The Rugby World Cup story started back in 1987, with the inaugural tournament one in which New Zealand flyer John Kirwan would emerge as a star.
In a tournament that was co-hosted by New Zealand and Australia, the All Blacks produced some scintillating rugby on their way to winning the first-ever World Cup.
The Kiwis made a flying start to the tournament at Eden Park in Auckland in a game against Italy that would live long in the memory due to a solo try for the ages from Kirwan.
|Rugby Union World Cup
|Friday 8th September - Saturday 28th October 2023
|How to watch
|New Zealand 5/2, France 3/1, South Africa 9/2, Ireland 5/1, Australia 10/1
While the game was still amateur in those days, the first Rugby World Cup brought in a new exciting age for the 15-player code.
The game would eventually go on to become professional in the mid-90s, but that would not have happened but for the success of the 1987 Rugby World Cup.
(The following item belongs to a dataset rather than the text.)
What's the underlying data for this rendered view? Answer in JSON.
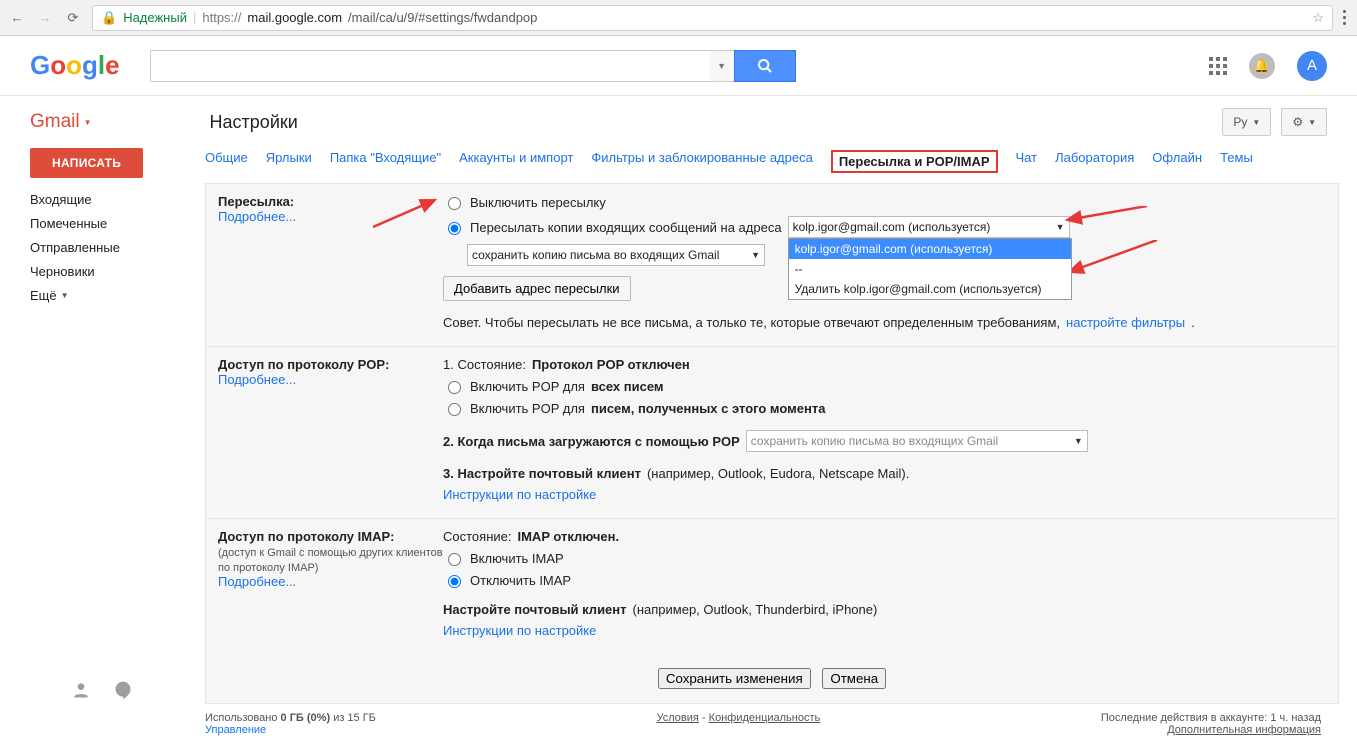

New Zealand were one of the seven members of the International Rugby Football Board who were entered for the tournament.
The All Blacks’ first opponents Italy were one of the nine invited teams, and the gulf in class between the two nations was evident soon after the first whistle.
Italy were blown away in the first half in Auckland, as the All Blacks put down a marker for the remainder of the tournament.
As New Zealand were looking to reach the 50-point marker in the clash at Eden Park, the Azzurri kicked off the second half with a long ball flying into the arms of scum-half and skipper David Kirk.
Passing the ball on to his brilliant half-back partner Grant Fox, the ball was quickly shipped on to Kirwan running at pace from deep in New Zealand’s own 22.
Stepping off his left foot, Kirwan beat his first Italian defender within a few strides of what proved to be an epic run over much of the length of the field.
Another push off the left foot saw the winger find a gap and then it was up through the gears before side-stepping the Italian full-back and beating the last two chasing defenders to the line.
An 80-metre run in total, it was a remarkable try which saw New Zealand surpass the 50-point mark in an international for the first time in their history.
The All Blacks went on to secure a 70-6 victory over the Azzurri in Auckland, with 20,000 in attendance to witness one of the all-time great World Cup solo tries.
Italy needn’t feel too bad about their performance as they were not the only ones who would be the on the wrong end of a heavy thrashing at this World Cup.
Not satisfied with putting 70 points past the Italians in Auckland, in New Zealand’s second Pool 3 match they went on to beat Fiji by 74-13 in Christchurch.
A 46-15 win over Argentina completed the pool stage, with the All Blacks scoring a total of 190 points over the three matches.
Breezing past Scotland 30-3 in the quarter-finals and Wales 49-6 in the semi-finals, the tournament co-hosts dominated the final to beat runners-up France 29-9.
Kirwan ended up as the joint-top tryscorer at the 1987 World Cup, scoring six tries in total, as did his team-mate Craig Green.
Not only was New Zealand’s attacking rugby impressive, but also their mean defence made them stand out from the rest of the competition.
Conceding just four tries over their six matches at the 1987 World Cup, this All Blacks side really set the standard for the great New Zealand teams that were to follow.
The All Blacks would endure some near misses before they went on to win their next World Cup in 2011 on home turf, before claiming back-to-back titles by triumphing on English soil in 2015.
Once again the favourites going into the 2023 competition, the All Blacks are 5/2 to head back home with the Webb Ellis Cup for the latest time this year.